On the other hand, I could always cease the amateur self-psychoanalysis, relax, and put on Keith Hudson's "Pick A Dub" (Blood and Fire reissue - hey, my personal 1974 revolved around The Sweet and Suzi Quatro, with Skyhooks looming just around the corner; I wouldn't have recognised a dub plate if someone served my dinner on it).

Monday, March 07, 2005

What else can you do?

There are days when the only thing that will help is "The Fox In The Snow" by Belle and Sebastian.

Sunday, March 06, 2005

This goes with that (again)

The fifth song on side one of “The Spanish Album” by the Sandpipers (no year given; post-1966 is all I can say, but most likely not far “post”), which I picked up at the most recent Canberra YMCA garage sale (along with several others in what I consider a good vinyl haul - about which, undoubtedly, more later), is a song called “Cancion de Amor”, or “Wanderlove”, written by Mason Williams, whose own version appears, according to IMDb, in the movie “The Kid Stays In The Picture”. Can’t say I know the original, or any of the numerous other versions of this song (Esther & Abi Ofarim, anyone?).

But what I can say is that, at the point when the Sandpipers get to the three-note descending sequence at the end of each verse, my brain can’t help but segue into the chorus of Nick Cave’s “The Weeping Song”: naturally, we are far from alleging anything untoward; it is a very fine turn of musical phrase, which sits well in both songs.
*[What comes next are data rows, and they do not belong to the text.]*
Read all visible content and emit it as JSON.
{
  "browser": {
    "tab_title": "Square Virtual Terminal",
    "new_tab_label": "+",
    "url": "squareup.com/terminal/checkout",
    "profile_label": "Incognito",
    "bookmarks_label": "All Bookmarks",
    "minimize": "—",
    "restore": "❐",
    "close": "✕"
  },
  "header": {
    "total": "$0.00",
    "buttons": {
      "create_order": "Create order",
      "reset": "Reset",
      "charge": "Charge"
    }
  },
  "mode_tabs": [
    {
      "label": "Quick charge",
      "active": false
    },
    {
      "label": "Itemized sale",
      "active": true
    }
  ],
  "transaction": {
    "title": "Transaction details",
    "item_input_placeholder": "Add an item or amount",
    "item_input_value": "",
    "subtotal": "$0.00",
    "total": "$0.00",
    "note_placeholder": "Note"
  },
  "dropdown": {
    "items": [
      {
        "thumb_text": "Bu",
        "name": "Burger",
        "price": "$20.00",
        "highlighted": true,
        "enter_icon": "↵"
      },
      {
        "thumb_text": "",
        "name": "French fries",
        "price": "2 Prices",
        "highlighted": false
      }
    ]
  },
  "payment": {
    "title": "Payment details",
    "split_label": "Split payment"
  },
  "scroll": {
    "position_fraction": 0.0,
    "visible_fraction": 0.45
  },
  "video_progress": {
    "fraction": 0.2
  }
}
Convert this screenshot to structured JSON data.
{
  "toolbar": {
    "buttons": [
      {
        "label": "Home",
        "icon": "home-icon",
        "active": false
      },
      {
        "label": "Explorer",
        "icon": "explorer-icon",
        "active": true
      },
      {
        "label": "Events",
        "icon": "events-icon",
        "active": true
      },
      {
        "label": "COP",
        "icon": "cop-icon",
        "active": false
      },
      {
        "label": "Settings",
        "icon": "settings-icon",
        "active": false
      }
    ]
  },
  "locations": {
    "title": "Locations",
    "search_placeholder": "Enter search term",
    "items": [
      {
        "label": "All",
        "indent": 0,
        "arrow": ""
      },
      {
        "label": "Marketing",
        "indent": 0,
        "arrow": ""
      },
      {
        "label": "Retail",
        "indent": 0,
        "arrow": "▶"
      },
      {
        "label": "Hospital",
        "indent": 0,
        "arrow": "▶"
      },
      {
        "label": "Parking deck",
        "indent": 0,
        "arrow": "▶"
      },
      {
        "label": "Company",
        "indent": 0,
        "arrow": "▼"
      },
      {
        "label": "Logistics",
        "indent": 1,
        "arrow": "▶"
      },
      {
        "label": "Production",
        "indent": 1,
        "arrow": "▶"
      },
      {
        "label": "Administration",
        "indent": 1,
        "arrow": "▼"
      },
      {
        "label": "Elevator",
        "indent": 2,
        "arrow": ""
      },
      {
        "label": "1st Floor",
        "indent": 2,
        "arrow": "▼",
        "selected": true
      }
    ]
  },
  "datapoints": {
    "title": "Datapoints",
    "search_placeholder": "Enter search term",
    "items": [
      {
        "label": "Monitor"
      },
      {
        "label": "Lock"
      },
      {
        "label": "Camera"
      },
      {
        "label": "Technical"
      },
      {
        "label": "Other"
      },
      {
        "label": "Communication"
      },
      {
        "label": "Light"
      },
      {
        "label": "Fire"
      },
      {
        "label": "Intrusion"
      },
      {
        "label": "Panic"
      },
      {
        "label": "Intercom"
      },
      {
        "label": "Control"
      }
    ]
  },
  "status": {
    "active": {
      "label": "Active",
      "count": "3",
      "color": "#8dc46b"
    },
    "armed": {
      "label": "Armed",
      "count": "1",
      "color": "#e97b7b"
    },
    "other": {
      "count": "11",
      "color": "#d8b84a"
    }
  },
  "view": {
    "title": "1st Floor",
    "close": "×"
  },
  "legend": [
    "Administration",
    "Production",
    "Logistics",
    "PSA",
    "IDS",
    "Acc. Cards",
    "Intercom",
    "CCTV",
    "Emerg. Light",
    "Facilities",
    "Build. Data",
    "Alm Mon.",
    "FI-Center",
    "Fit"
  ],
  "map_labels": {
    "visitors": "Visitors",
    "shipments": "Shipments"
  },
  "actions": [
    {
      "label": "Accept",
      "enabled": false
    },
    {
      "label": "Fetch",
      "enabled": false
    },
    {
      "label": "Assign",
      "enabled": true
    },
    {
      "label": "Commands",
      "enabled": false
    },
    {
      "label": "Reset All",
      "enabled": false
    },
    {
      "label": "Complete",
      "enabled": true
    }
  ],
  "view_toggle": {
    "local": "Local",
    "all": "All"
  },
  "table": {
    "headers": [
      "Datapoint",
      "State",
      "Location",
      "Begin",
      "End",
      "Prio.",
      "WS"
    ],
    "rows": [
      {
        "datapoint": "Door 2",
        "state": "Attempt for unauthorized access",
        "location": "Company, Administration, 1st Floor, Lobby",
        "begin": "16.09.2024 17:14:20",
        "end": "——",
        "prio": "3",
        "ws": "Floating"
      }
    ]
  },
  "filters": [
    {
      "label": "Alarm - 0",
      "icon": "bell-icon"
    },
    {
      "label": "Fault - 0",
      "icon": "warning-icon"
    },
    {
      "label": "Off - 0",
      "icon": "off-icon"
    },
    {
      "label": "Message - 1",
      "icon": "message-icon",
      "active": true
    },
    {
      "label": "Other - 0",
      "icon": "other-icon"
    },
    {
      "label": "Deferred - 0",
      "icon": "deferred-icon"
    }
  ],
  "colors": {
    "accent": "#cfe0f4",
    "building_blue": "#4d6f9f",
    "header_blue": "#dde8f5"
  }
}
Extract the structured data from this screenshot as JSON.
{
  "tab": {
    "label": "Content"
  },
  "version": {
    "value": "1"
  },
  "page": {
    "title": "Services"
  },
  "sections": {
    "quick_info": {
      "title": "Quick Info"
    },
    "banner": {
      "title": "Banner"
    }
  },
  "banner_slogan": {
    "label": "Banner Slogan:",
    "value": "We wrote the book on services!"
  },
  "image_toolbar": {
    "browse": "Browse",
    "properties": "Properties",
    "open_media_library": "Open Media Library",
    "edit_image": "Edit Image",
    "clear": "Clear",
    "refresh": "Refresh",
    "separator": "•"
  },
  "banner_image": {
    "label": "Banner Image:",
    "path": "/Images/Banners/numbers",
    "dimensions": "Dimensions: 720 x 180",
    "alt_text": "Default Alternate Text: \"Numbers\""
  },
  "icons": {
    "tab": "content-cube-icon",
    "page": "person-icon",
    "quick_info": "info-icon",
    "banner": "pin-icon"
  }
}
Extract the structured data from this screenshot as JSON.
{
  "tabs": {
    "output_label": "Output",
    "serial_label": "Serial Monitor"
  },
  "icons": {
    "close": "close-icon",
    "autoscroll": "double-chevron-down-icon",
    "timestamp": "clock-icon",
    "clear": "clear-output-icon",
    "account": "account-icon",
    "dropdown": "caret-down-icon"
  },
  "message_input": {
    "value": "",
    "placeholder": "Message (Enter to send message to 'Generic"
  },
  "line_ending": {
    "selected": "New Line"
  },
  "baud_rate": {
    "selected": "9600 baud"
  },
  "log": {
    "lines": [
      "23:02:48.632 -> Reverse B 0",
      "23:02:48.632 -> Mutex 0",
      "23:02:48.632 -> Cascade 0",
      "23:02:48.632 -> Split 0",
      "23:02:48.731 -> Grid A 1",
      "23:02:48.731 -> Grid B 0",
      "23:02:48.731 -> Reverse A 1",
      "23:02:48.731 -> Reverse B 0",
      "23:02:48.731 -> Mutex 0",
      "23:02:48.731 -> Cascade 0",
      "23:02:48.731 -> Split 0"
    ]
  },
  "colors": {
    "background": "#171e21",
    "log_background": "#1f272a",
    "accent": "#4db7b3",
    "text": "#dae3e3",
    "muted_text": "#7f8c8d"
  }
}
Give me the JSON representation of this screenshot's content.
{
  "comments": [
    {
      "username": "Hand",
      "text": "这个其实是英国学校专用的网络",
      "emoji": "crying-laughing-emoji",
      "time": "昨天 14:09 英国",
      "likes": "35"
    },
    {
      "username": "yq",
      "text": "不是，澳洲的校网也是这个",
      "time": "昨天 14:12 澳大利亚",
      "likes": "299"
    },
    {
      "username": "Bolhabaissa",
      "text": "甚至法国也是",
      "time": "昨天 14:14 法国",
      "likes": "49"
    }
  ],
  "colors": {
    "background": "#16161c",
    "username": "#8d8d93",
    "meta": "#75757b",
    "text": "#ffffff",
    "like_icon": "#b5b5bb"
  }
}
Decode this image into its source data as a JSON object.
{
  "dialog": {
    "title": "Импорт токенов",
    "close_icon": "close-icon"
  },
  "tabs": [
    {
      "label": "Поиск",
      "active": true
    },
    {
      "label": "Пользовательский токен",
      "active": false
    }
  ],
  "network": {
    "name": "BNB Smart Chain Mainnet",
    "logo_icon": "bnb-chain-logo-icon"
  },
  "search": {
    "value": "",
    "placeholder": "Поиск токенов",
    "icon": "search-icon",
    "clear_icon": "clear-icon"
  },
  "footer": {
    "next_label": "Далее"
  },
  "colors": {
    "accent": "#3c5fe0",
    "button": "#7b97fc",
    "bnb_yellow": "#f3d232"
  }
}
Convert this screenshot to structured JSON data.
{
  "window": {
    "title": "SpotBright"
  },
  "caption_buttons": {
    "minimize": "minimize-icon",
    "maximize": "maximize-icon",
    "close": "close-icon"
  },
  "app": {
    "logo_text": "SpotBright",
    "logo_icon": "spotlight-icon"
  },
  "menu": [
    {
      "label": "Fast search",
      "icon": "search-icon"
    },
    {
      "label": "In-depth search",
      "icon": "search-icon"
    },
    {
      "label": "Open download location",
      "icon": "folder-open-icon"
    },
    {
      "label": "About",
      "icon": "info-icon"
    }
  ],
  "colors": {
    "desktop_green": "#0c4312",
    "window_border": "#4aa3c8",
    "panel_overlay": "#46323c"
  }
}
And astute readers will recall that “The Good Son”, the Nick Cave album on which “The Weeping Song” appears, was recorded in Sao Paolo, so perhaps the similarity is less surprising than it initially seemed.

Tuesday, March 01, 2005


We are probably going to start putting up the occasional mp3 on this page. I suppose that means we might be blogging from jail. It's a risk we have to take.